Unlike with the previous two levels, where there’s traditionally a one-off training event followed by repeated, recurring modes and methods of reinforcement, at this level, there’s often multiple events occurring over weeks and months. So not only do you need to plan for the content of your slightly different deliveries to each region (making sure, for example, that your roleplays and case study scenarios are appropriate to that region), but you need to strategize the days, times, locations, and methods of delivery to all of these different sales teams.

As you can imagine, even if you have a robust in-house training and development division, something like this – that occurs at the highest strategic level – makes hiring an outside sales performance vendor to research, design, facilitate, execute, and reinforce the change management across your whole organization is an excellent option to consider. After all, the right solutions provider will have experience in handling a project of this scope and delivering the kind of results – both from an ROI standpoint and that of realizing permanent sales behavior changes across multiple divisions.

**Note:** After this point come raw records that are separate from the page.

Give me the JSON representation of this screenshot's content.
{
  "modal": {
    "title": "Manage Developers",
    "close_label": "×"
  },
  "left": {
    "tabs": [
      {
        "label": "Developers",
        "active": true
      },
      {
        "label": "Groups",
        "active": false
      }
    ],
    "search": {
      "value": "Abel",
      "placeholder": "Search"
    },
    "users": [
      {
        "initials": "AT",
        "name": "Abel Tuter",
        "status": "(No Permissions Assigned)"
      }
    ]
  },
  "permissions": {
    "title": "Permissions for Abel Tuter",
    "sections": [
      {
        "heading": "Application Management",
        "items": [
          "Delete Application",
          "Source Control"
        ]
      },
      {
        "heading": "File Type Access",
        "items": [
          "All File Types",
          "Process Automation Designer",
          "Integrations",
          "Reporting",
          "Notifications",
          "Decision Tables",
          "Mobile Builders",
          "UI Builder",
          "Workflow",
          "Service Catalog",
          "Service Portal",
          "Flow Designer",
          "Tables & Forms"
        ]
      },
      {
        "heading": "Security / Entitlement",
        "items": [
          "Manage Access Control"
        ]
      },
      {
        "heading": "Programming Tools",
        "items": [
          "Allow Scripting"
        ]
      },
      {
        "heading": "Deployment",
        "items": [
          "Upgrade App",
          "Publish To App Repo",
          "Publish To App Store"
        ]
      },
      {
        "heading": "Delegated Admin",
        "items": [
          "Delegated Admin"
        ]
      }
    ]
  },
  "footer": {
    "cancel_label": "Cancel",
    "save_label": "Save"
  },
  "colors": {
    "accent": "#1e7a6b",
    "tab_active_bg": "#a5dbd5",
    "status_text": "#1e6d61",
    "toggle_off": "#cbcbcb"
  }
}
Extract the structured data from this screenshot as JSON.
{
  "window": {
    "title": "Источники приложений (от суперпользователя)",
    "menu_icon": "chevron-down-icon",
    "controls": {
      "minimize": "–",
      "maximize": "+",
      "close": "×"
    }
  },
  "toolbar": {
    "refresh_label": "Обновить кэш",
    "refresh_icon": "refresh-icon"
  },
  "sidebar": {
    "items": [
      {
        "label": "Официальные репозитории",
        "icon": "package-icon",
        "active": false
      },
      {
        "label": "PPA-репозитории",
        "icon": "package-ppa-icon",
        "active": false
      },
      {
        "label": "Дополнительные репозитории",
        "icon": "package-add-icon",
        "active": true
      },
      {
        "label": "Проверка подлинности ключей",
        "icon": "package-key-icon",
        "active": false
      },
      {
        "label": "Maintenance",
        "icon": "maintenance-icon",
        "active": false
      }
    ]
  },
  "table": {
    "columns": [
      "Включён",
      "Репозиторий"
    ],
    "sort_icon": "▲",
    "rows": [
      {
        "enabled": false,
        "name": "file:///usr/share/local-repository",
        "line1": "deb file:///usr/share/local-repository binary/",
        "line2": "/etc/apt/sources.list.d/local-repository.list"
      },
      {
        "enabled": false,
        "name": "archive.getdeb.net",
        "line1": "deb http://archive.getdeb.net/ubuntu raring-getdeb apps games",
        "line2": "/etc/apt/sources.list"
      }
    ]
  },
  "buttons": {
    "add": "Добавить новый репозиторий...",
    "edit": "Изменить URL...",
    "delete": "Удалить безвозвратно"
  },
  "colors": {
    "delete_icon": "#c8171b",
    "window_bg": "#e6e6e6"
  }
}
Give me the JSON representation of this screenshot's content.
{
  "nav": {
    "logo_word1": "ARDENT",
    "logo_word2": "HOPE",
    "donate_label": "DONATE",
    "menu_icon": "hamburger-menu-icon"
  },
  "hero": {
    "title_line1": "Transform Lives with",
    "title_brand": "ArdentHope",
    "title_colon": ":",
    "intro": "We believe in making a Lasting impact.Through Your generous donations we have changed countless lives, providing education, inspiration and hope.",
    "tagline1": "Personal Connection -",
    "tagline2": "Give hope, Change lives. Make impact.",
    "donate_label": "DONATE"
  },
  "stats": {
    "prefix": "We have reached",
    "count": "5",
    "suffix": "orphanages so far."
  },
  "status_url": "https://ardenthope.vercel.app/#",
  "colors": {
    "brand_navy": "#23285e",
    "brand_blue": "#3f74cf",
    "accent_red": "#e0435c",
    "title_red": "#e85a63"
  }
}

Just as importantly, a skilled and accomplished outside solutions provider will help you navigate this endeavor in a way that saves time and demands less overall resources than attempting to do it in-house – helping you create excitement and buy-in across the various divisions even before the actual events (such as sales training) that signify the rollout and changeover from the old way of doing things to the new.

While a sales performance provider is certainly an option at every level, it’s at this highest, third one that it becomes almost a necessity to lock in the kind of ROI guarantees and resource savings that will make this sort of change management a fail-proof and secure investment. The risks of things going awry internally are frankly too great when you consider everything that’s involved in a program with this many individual, moving parts – each of which is essential to the successful execution of the whole.

Whether you’re looking to address issues with the individual sales rep, your local sales team, or the entire organization, change management is a valuable and vital process to continued growth, development, and sales success. It involves the foundational stages of research, solution design, delivery of solution, and reinforcement of solution to effect desired and needed change.

So if you aren’t already thinking about modifying and improving sales behaviors and processes with a change management process, you should start now. It will make a major difference in the outcomes of your sales-related processes.